What type of selection process did you use in choosing poems for The Panagea Prize?

I looked at my recent work and chose the poems that didn’t make me cringe – that is usually a sign that they still need work!  I didn’t have trouble grouping the poems thematically.  I’ve been circling some of these themes for a while now.  I selected these poems because they surprised me and seemed in dialogue with one another.  In them, the reader can see how I’m contemplating issues in my family history and my current relationship, all the while under the knowledge that death lingers in the background of all our lives, however close or distant.

What are your favorite or most influential books of poetry?

Sharon Olds first and foremost, especially The Dead and The Living, followed by Carolyn Forche’s The Country Between Us, and Maggie Nelson’s Bluets.  As an undergraduate English major at James Madison University, I was quite taken with Auden and Yeats.  “When You are Old” is still my favorite poem.  I owe a lot to Plath, and every time I read Bishop she teaches me.

What are you reading and enjoying right now?

This is one of the questions I was most excited to answer.  In poetry, as in academia, we all know the importance of reading and learning from the masters. I spent the first two years of my time at UAF attempting to become at least familiar with the masters in preparation for the fairly rigorous comprehensive exams all MFA students take during their second year of the three year program. Fortunately, I passed the exam, but afterwards I remember feeling this weightlessness, an anticipation that I identified as the freedom to finally read only what I chose. A critique I’ve heard of MFA programs is that they produce too many writers who are writing too many books, and, as some would say, too many mediocre books.  How ridiculous is that entire idea?  Too many writers?  Too many books?  That sounds utopian.

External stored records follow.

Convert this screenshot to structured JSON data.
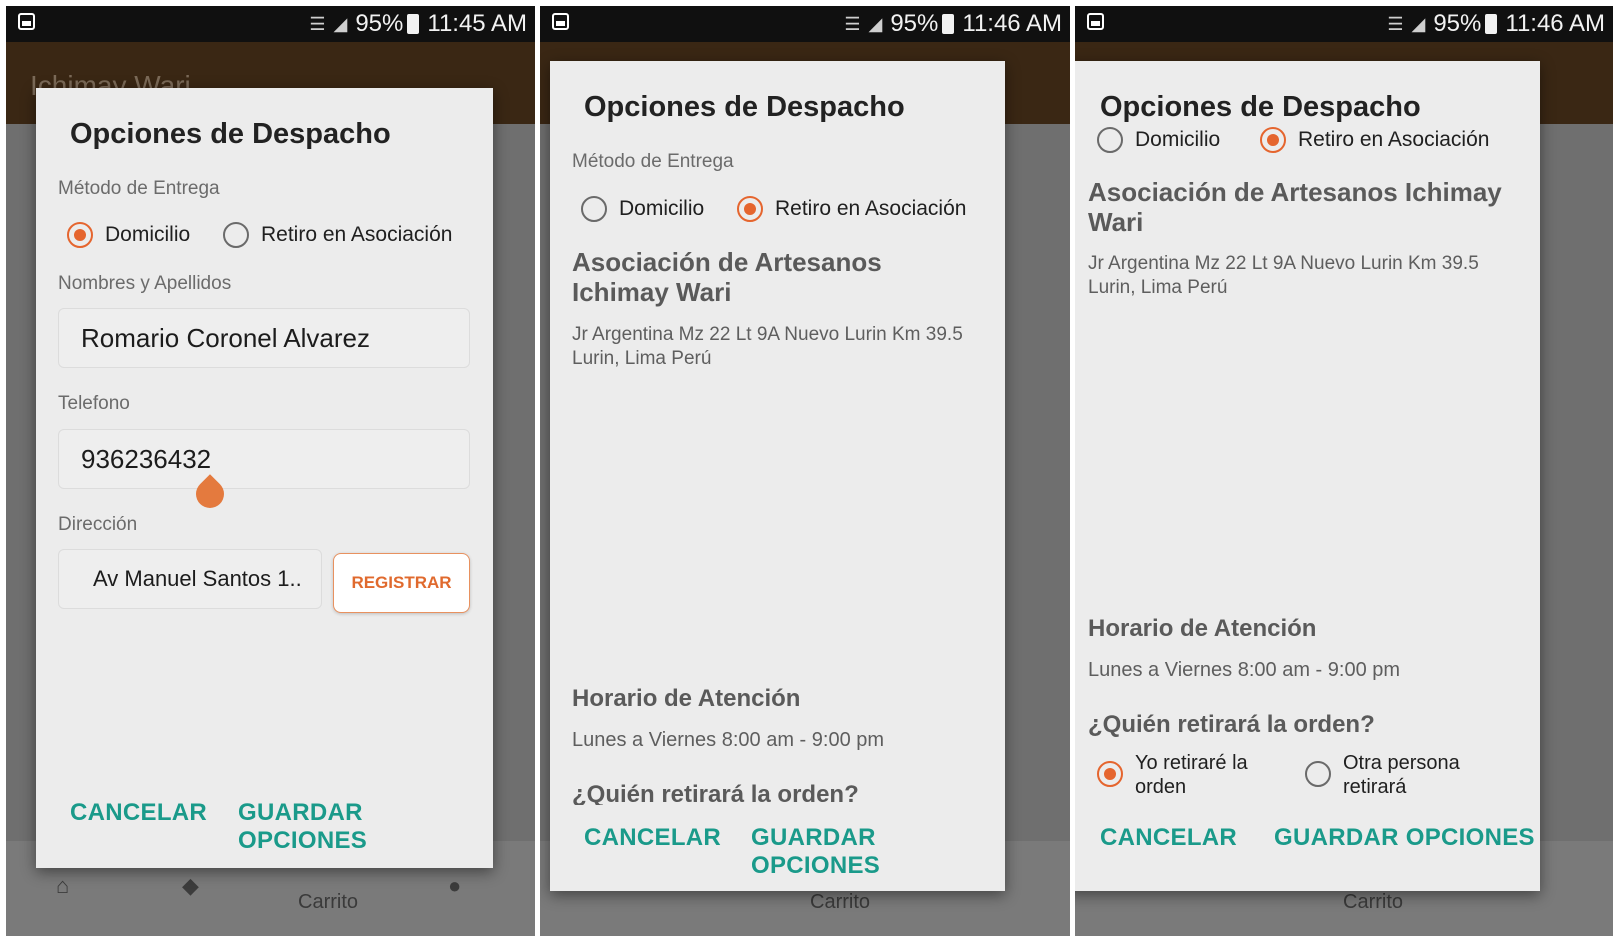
{
  "screens": [
    {
      "status": {
        "battery": "95%",
        "time": "11:45 AM"
      },
      "app_title": "Ichimay Wari",
      "dialog": {
        "title": "Opciones de Despacho",
        "method_label": "Método de Entrega",
        "options": [
          "Domicilio",
          "Retiro en Asociación"
        ],
        "selected": "Domicilio",
        "name_label": "Nombres y Apellidos",
        "name_value": "Romario Coronel Alvarez",
        "phone_label": "Telefono",
        "phone_value": "936236432",
        "address_label": "Dirección",
        "address_value": "Av Manuel Santos 1..",
        "register_button": "REGISTRAR",
        "cancel": "CANCELAR",
        "save": "GUARDAR OPCIONES"
      },
      "bottom_nav": {
        "cart_label": "Carrito"
      }
    },
    {
      "status": {
        "battery": "95%",
        "time": "11:46 AM"
      },
      "dialog": {
        "title": "Opciones de Despacho",
        "method_label": "Método de Entrega",
        "options": [
          "Domicilio",
          "Retiro en Asociación"
        ],
        "selected": "Retiro en Asociación",
        "assoc_name": "Asociación de Artesanos Ichimay Wari",
        "address": "Jr Argentina Mz 22 Lt 9A Nuevo Lurin Km 39.5 Lurin, Lima Perú",
        "hours_title": "Horario de Atención",
        "hours": "Lunes a Viernes 8:00 am - 9:00 pm",
        "who_title": "¿Quién retirará la orden?",
        "cancel": "CANCELAR",
        "save": "GUARDAR OPCIONES"
      },
      "bottom_nav": {
        "cart_label": "Carrito"
      }
    },
    {
      "status": {
        "battery": "95%",
        "time": "11:46 AM"
      },
      "dialog": {
        "title": "Opciones de Despacho",
        "options": [
          "Domicilio",
          "Retiro en Asociación"
        ],
        "selected": "Retiro en Asociación",
        "assoc_name": "Asociación de Artesanos Ichimay Wari",
        "address": "Jr Argentina Mz 22 Lt 9A Nuevo Lurin Km 39.5 Lurin, Lima Perú",
        "hours_title": "Horario de Atención",
        "hours": "Lunes a Viernes 8:00 am - 9:00 pm",
        "who_title": "¿Quién retirará la orden?",
        "who_options": [
          "Yo retiraré la orden",
          "Otra persona retirará"
        ],
        "who_selected": "Yo retiraré la orden",
        "cancel": "CANCELAR",
        "save": "GUARDAR OPCIONES"
      },
      "bottom_nav": {
        "cart_label": "Carrito"
      }
    }
  ],
  "colors": {
    "accent": "#e5652e",
    "action_text": "#1a9a8a",
    "app_bar": "#3a2714",
    "dialog_bg": "#ececec"
  },
  "icons": [
    "gallery-icon",
    "wifi-icon",
    "signal-icon",
    "battery-icon",
    "home-icon",
    "tag-icon",
    "cart-icon",
    "person-icon"
  ]
}
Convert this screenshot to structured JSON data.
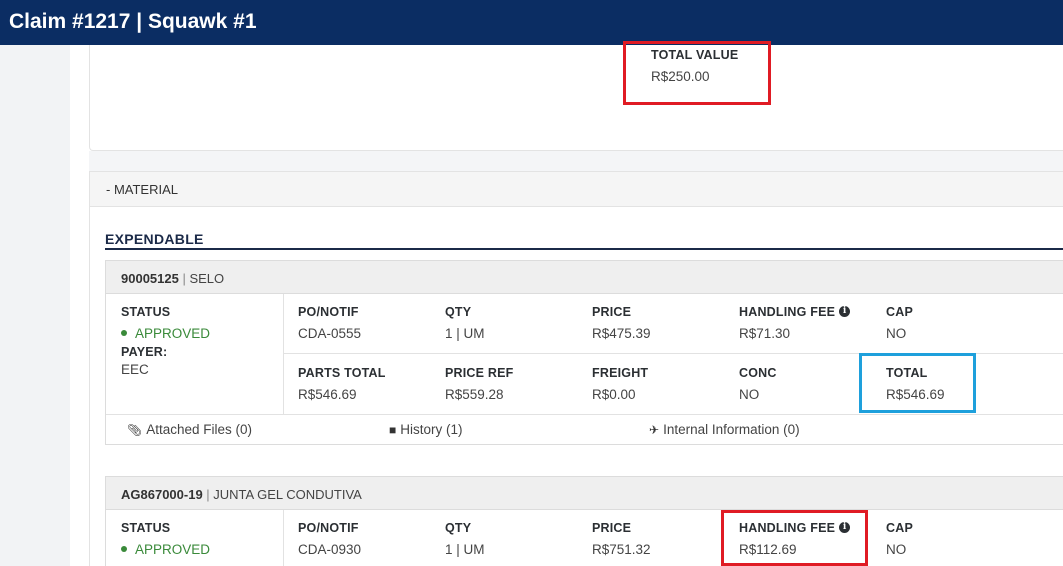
{
  "header": {
    "title": "Claim #1217 | Squawk #1"
  },
  "top_card": {
    "total_value_label": "TOTAL VALUE",
    "total_value": "R$250.00"
  },
  "material": {
    "label": "- MATERIAL",
    "section_title": "EXPENDABLE"
  },
  "items": [
    {
      "code": "90005125",
      "description": "SELO",
      "status_label": "STATUS",
      "status": "APPROVED",
      "payer_label": "PAYER:",
      "payer": "EEC",
      "fields": {
        "po_notif_label": "PO/NOTIF",
        "po_notif": "CDA-0555",
        "qty_label": "QTY",
        "qty": "1 | UM",
        "price_label": "PRICE",
        "price": "R$475.39",
        "handling_fee_label": "HANDLING FEE",
        "handling_fee": "R$71.30",
        "cap_label": "CAP",
        "cap": "NO",
        "parts_total_label": "PARTS TOTAL",
        "parts_total": "R$546.69",
        "price_ref_label": "PRICE REF",
        "price_ref": "R$559.28",
        "freight_label": "FREIGHT",
        "freight": "R$0.00",
        "conc_label": "CONC",
        "conc": "NO",
        "total_label": "TOTAL",
        "total": "R$546.69"
      },
      "links": {
        "attached_files": "Attached Files (0)",
        "history": "History (1)",
        "internal_information": "Internal Information (0)"
      }
    },
    {
      "code": "AG867000-19",
      "description": "JUNTA GEL CONDUTIVA",
      "status_label": "STATUS",
      "status": "APPROVED",
      "fields": {
        "po_notif_label": "PO/NOTIF",
        "po_notif": "CDA-0930",
        "qty_label": "QTY",
        "qty": "1 | UM",
        "price_label": "PRICE",
        "price": "R$751.32",
        "handling_fee_label": "HANDLING FEE",
        "handling_fee": "R$112.69",
        "cap_label": "CAP",
        "cap": "NO"
      }
    }
  ],
  "colors": {
    "header_bg": "#0b2d63",
    "approved": "#3a8a3a",
    "highlight_red": "#e01b24",
    "highlight_blue": "#1ea0dc"
  }
}
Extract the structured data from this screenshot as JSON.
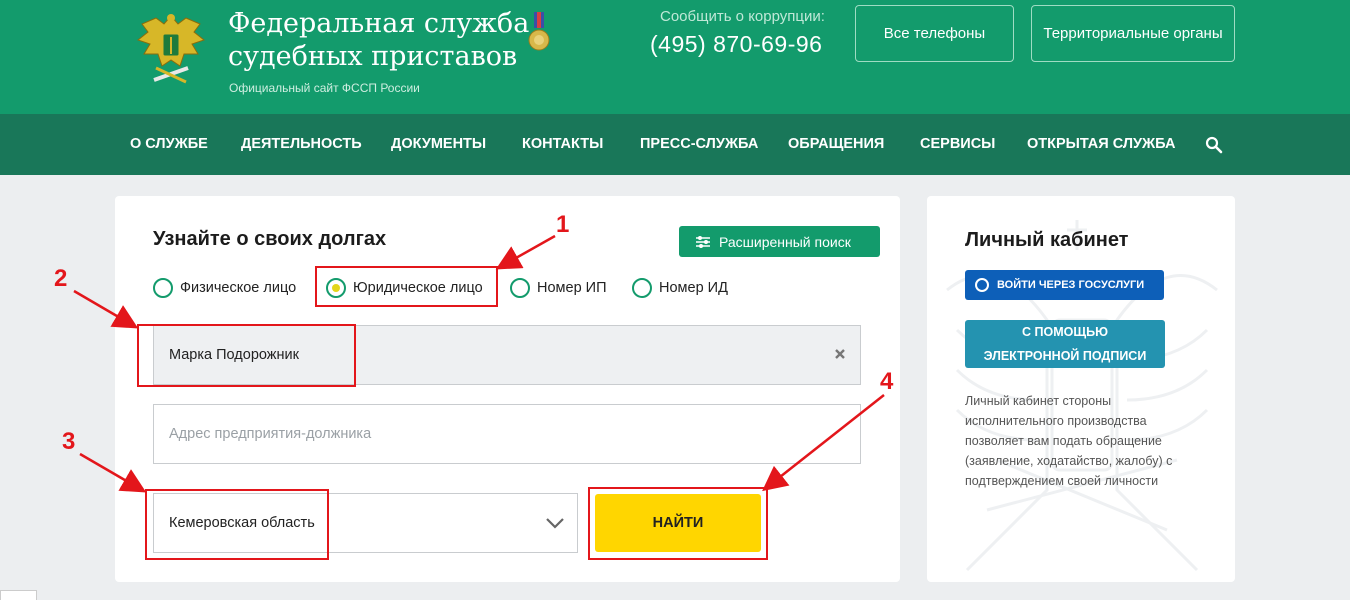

But I feel the opposite of this claim – I am so eager to read contemporary work being produced by emerging, hungry poets.  So, to answer your question, I’m reading newer stuff by newer poets. This summer and fall I read Eduardo Corral’s Slow Lightning, Allison Seay’s To See the Queen, and just finished Traci Brimhall’s Our Lady of the Ruins (which is an amazing collection).  Paisley Rekdal’s Animal Eye had a huge influence on me recently.  If it isn’t so presumptuous to say, I feel like I’m working in (or toward) a similar vein as Rekdal was in that book. Of course, Sharon Olds’ Stag’s Leap was an excellent recent read as well, but I’ll stop drooling over her for a moment to say I think we, as poets, should also be reading as much fiction and nonfiction as possible.  Last week, I read DeLillo’s Point Omega and I remembered my initial reaction to him when I read White Noise in college – something like, “Books can be like this? Books can do this?”  It is good to be reminded of that feeling.